(Items from an interface collection)
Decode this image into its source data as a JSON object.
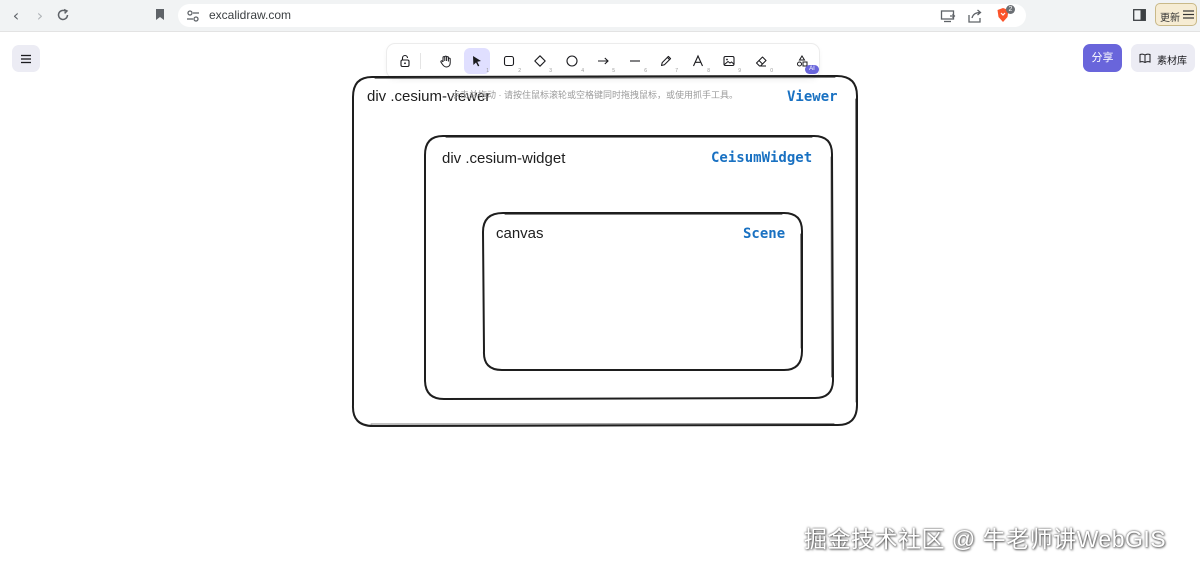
{
  "browser": {
    "url": "excalidraw.com",
    "update_label": "更新",
    "extension_badge": "2"
  },
  "toolbar": {
    "tools": [
      {
        "name": "lock",
        "key": ""
      },
      {
        "name": "hand",
        "key": ""
      },
      {
        "name": "selection",
        "key": "1"
      },
      {
        "name": "rectangle",
        "key": "2"
      },
      {
        "name": "diamond",
        "key": "3"
      },
      {
        "name": "ellipse",
        "key": "4"
      },
      {
        "name": "arrow",
        "key": "5"
      },
      {
        "name": "line",
        "key": "6"
      },
      {
        "name": "draw",
        "key": "7"
      },
      {
        "name": "text",
        "key": "8"
      },
      {
        "name": "image",
        "key": "9"
      },
      {
        "name": "eraser",
        "key": "0"
      }
    ],
    "ai_badge": "AI",
    "hint": "点击并拖动 · 请按住鼠标滚轮或空格键同时拖拽鼠标，或使用抓手工具。"
  },
  "header": {
    "share_label": "分享",
    "library_label": "素材库"
  },
  "diagram": {
    "viewer": {
      "label": "div  .cesium-viewer",
      "class_name": "Viewer"
    },
    "widget": {
      "label": "div  .cesium-widget",
      "class_name": "CeisumWidget"
    },
    "canvas": {
      "label": "canvas",
      "class_name": "Scene"
    }
  },
  "watermark": "掘金技术社区 @ 牛老师讲WebGIS",
  "colors": {
    "accent": "#6965db",
    "accent_light": "#e0dfff",
    "class_name": "#1971c2",
    "stroke": "#1e1e1e"
  }
}
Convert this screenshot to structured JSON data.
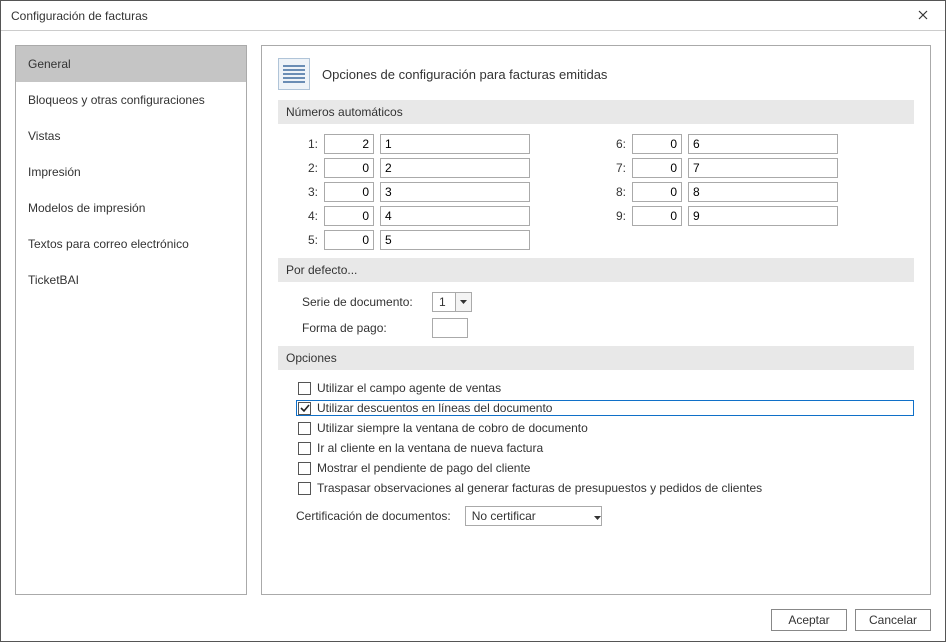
{
  "window": {
    "title": "Configuración de facturas"
  },
  "sidebar": {
    "items": [
      {
        "label": "General",
        "selected": true
      },
      {
        "label": "Bloqueos y otras configuraciones",
        "selected": false
      },
      {
        "label": "Vistas",
        "selected": false
      },
      {
        "label": "Impresión",
        "selected": false
      },
      {
        "label": "Modelos de impresión",
        "selected": false
      },
      {
        "label": "Textos para correo electrónico",
        "selected": false
      },
      {
        "label": "TicketBAI",
        "selected": false
      }
    ]
  },
  "main": {
    "header_title": "Opciones de configuración para facturas emitidas",
    "sections": {
      "auto_numbers": {
        "title": "Números automáticos",
        "rows": [
          {
            "label": "1:",
            "a": "2",
            "b": "1"
          },
          {
            "label": "2:",
            "a": "0",
            "b": "2"
          },
          {
            "label": "3:",
            "a": "0",
            "b": "3"
          },
          {
            "label": "4:",
            "a": "0",
            "b": "4"
          },
          {
            "label": "5:",
            "a": "0",
            "b": "5"
          },
          {
            "label": "6:",
            "a": "0",
            "b": "6"
          },
          {
            "label": "7:",
            "a": "0",
            "b": "7"
          },
          {
            "label": "8:",
            "a": "0",
            "b": "8"
          },
          {
            "label": "9:",
            "a": "0",
            "b": "9"
          }
        ]
      },
      "defaults": {
        "title": "Por defecto...",
        "serie_label": "Serie de documento:",
        "serie_value": "1",
        "forma_label": "Forma de pago:",
        "forma_value": ""
      },
      "options": {
        "title": "Opciones",
        "checks": [
          {
            "label": "Utilizar el campo agente de ventas",
            "checked": false,
            "highlighted": false
          },
          {
            "label": "Utilizar descuentos en líneas del documento",
            "checked": true,
            "highlighted": true
          },
          {
            "label": "Utilizar siempre la ventana de cobro de documento",
            "checked": false,
            "highlighted": false
          },
          {
            "label": "Ir al cliente en la ventana de nueva factura",
            "checked": false,
            "highlighted": false
          },
          {
            "label": "Mostrar el pendiente de pago del cliente",
            "checked": false,
            "highlighted": false
          },
          {
            "label": "Traspasar observaciones al generar facturas de presupuestos y pedidos de clientes",
            "checked": false,
            "highlighted": false
          }
        ],
        "cert_label": "Certificación de documentos:",
        "cert_value": "No certificar"
      }
    }
  },
  "footer": {
    "ok": "Aceptar",
    "cancel": "Cancelar"
  }
}
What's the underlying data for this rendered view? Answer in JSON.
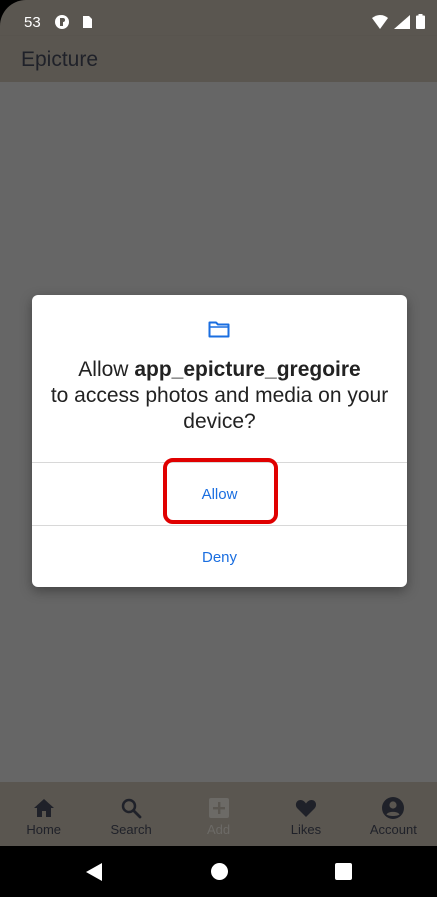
{
  "status_bar": {
    "time": "53",
    "icons": [
      "info-icon",
      "sim-card-icon",
      "wifi-icon",
      "signal-icon",
      "battery-icon"
    ]
  },
  "app_bar": {
    "title": "Epicture"
  },
  "dialog": {
    "icon": "folder-icon",
    "message_prefix": "Allow ",
    "app_name": "app_epicture_gregoire",
    "message_suffix": "to access photos and media on your device?",
    "allow_label": "Allow",
    "deny_label": "Deny"
  },
  "bottom_nav": {
    "items": [
      {
        "label": "Home",
        "icon": "home-icon",
        "enabled": true
      },
      {
        "label": "Search",
        "icon": "search-icon",
        "enabled": true
      },
      {
        "label": "Add",
        "icon": "add-box-icon",
        "enabled": false
      },
      {
        "label": "Likes",
        "icon": "heart-icon",
        "enabled": true
      },
      {
        "label": "Account",
        "icon": "account-circle-icon",
        "enabled": true
      }
    ]
  },
  "system_nav": {
    "buttons": [
      "back-icon",
      "home-circle-icon",
      "recents-icon"
    ]
  },
  "colors": {
    "accent": "#1a6ee0",
    "highlight": "#e00000",
    "bar_bg": "#5a5650",
    "scrim": "#666666"
  }
}
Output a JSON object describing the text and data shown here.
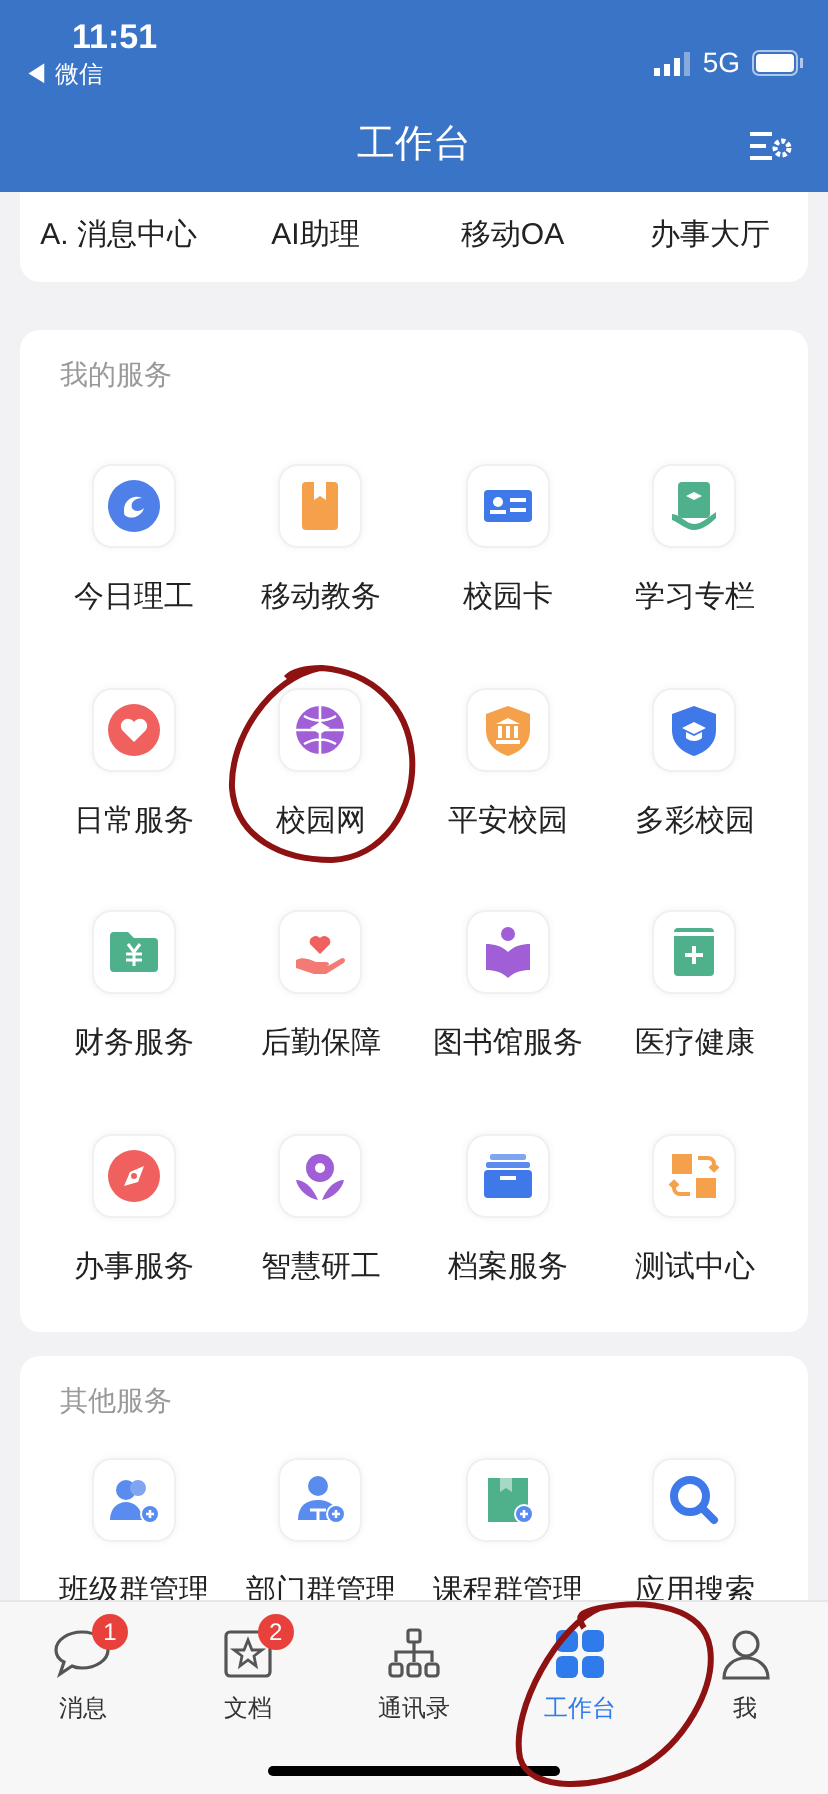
{
  "status_bar": {
    "time": "11:51",
    "back_app": "◀ 微信",
    "network": "5G"
  },
  "header": {
    "title": "工作台"
  },
  "quick_links": [
    "A. 消息中心",
    "AI助理",
    "移动OA",
    "办事大厅"
  ],
  "sections": [
    {
      "title": "我的服务",
      "items": [
        {
          "label": "今日理工"
        },
        {
          "label": "移动教务"
        },
        {
          "label": "校园卡"
        },
        {
          "label": "学习专栏"
        },
        {
          "label": "日常服务"
        },
        {
          "label": "校园网"
        },
        {
          "label": "平安校园"
        },
        {
          "label": "多彩校园"
        },
        {
          "label": "财务服务"
        },
        {
          "label": "后勤保障"
        },
        {
          "label": "图书馆服务"
        },
        {
          "label": "医疗健康"
        },
        {
          "label": "办事服务"
        },
        {
          "label": "智慧研工"
        },
        {
          "label": "档案服务"
        },
        {
          "label": "测试中心"
        }
      ]
    },
    {
      "title": "其他服务",
      "items": [
        {
          "label": "班级群管理"
        },
        {
          "label": "部门群管理"
        },
        {
          "label": "课程群管理"
        },
        {
          "label": "应用搜索"
        }
      ]
    }
  ],
  "tab_bar": [
    {
      "label": "消息",
      "badge": "1",
      "selected": false
    },
    {
      "label": "文档",
      "badge": "2",
      "selected": false
    },
    {
      "label": "通讯录",
      "selected": false
    },
    {
      "label": "工作台",
      "selected": true
    },
    {
      "label": "我",
      "selected": false
    }
  ]
}
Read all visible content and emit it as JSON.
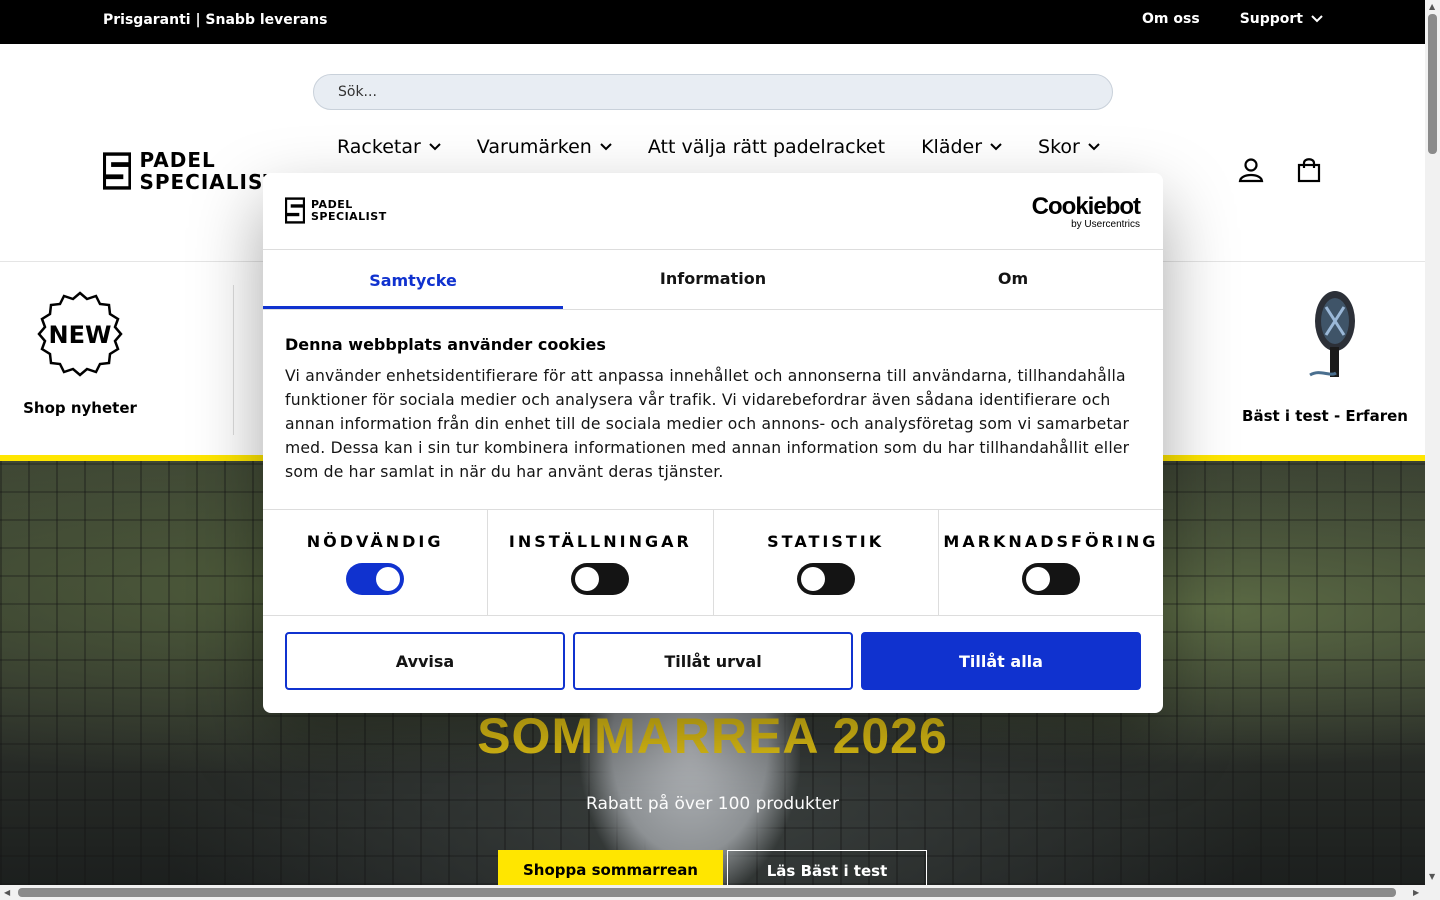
{
  "topbar": {
    "promo": "Prisgaranti | Snabb leverans",
    "about": "Om oss",
    "support": "Support"
  },
  "header": {
    "search_placeholder": "Sök...",
    "logo_line1": "PADEL",
    "logo_line2": "SPECIALIST",
    "nav": {
      "racketar": "Racketar",
      "varumarken": "Varumärken",
      "guide": "Att välja rätt padelracket",
      "klader": "Kläder",
      "skor": "Skor"
    }
  },
  "categories": {
    "new_badge": "NEW",
    "new_label": "Shop nyheter",
    "test_label": "Bäst i test - Erfaren"
  },
  "hero": {
    "title": "SOMMARREA 2026",
    "subtitle": "Rabatt på över 100 produkter",
    "cta_primary": "Shoppa sommarrean",
    "cta_secondary": "Läs Bäst i test"
  },
  "cookie": {
    "logo_line1": "PADEL",
    "logo_line2": "SPECIALIST",
    "brand": "Cookiebot",
    "brand_sub": "by Usercentrics",
    "tabs": {
      "consent": "Samtycke",
      "information": "Information",
      "about": "Om"
    },
    "heading": "Denna webbplats använder cookies",
    "body": "Vi använder enhetsidentifierare för att anpassa innehållet och annonserna till användarna, tillhandahålla funktioner för sociala medier och analysera vår trafik. Vi vidarebefordrar även sådana identifierare och annan information från din enhet till de sociala medier och annons- och analysföretag som vi samarbetar med. Dessa kan i sin tur kombinera informationen med annan information som du har tillhandahållit eller som de har samlat in när du har använt deras tjänster.",
    "toggles": {
      "necessary": {
        "label": "NÖDVÄNDIG",
        "on": true
      },
      "preferences": {
        "label": "INSTÄLLNINGAR",
        "on": false
      },
      "statistics": {
        "label": "STATISTIK",
        "on": false
      },
      "marketing": {
        "label": "MARKNADSFÖRING",
        "on": false
      }
    },
    "buttons": {
      "deny": "Avvisa",
      "allow_selection": "Tillåt urval",
      "allow_all": "Tillåt alla"
    },
    "accent_color": "#1032cf"
  }
}
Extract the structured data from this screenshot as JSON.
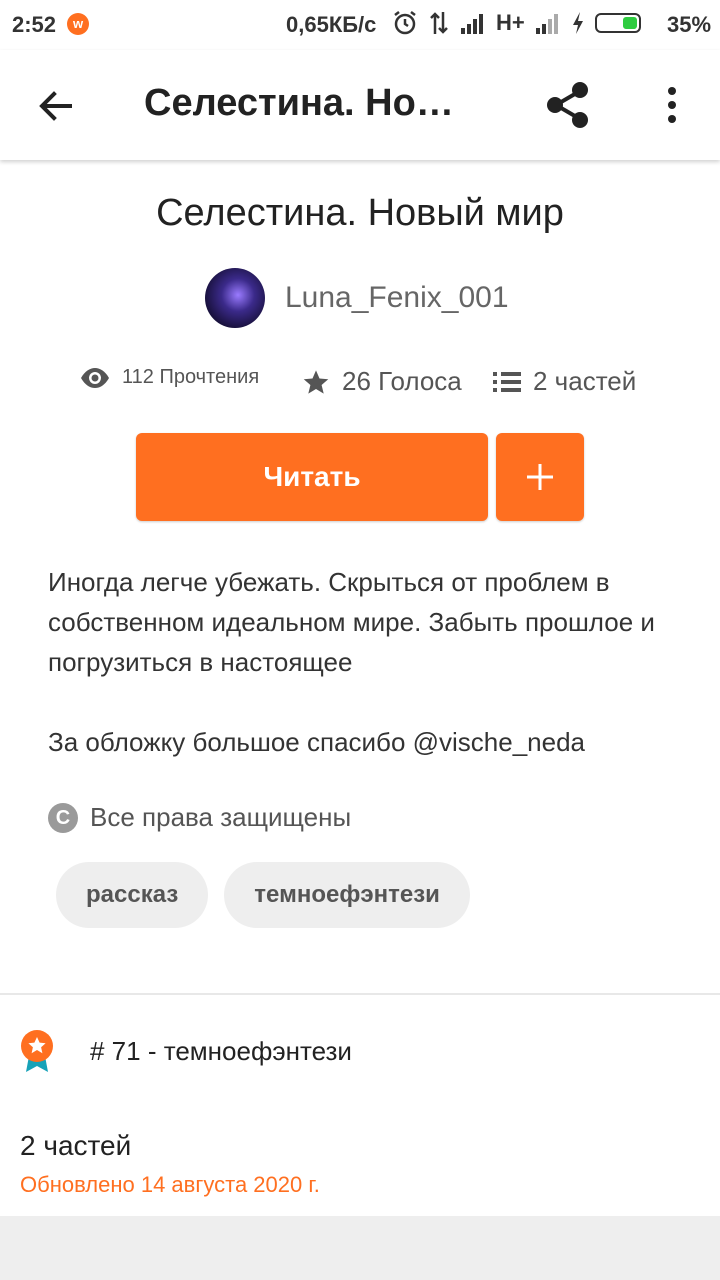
{
  "status_bar": {
    "time": "2:52",
    "network_speed": "0,65КБ/с",
    "network_type": "H+",
    "battery_percent": "35%",
    "icons": [
      "app-notification-icon",
      "alarm-icon",
      "data-transfer-icon",
      "signal-icon",
      "signal-icon",
      "charging-icon",
      "battery-icon"
    ]
  },
  "app_bar": {
    "title": "Селестина. Новый мир",
    "back_icon": "arrow-left-icon",
    "share_icon": "share-icon",
    "more_icon": "more-vertical-icon"
  },
  "story": {
    "title": "Селестина. Новый мир",
    "author": "Luna_Fenix_001",
    "stats": {
      "reads": "112 Прочтения",
      "votes": "26 Голоса",
      "parts": "2 частей"
    },
    "read_button": "Читать",
    "add_button_icon": "plus-icon",
    "description": [
      "Иногда легче убежать. Скрыться от проблем в собственном идеальном мире. Забыть прошлое и погрузиться в настоящее",
      "За обложку большое спасибо @vische_neda"
    ],
    "copyright": "Все права защищены",
    "tags": [
      "рассказ",
      "темноефэнтези"
    ],
    "ranking": "# 71 - темноефэнтези",
    "parts_count": "2 частей",
    "updated": "Обновлено 14 августа 2020 г."
  },
  "colors": {
    "accent": "#ff6f20",
    "tag_bg": "#eeeeee",
    "text_primary": "#222222",
    "text_secondary": "#666666"
  }
}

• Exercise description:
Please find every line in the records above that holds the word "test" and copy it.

• Solution:
    "test_label": "Bäst i test - Erfaren"
    "cta_secondary": "Läs Bäst i test"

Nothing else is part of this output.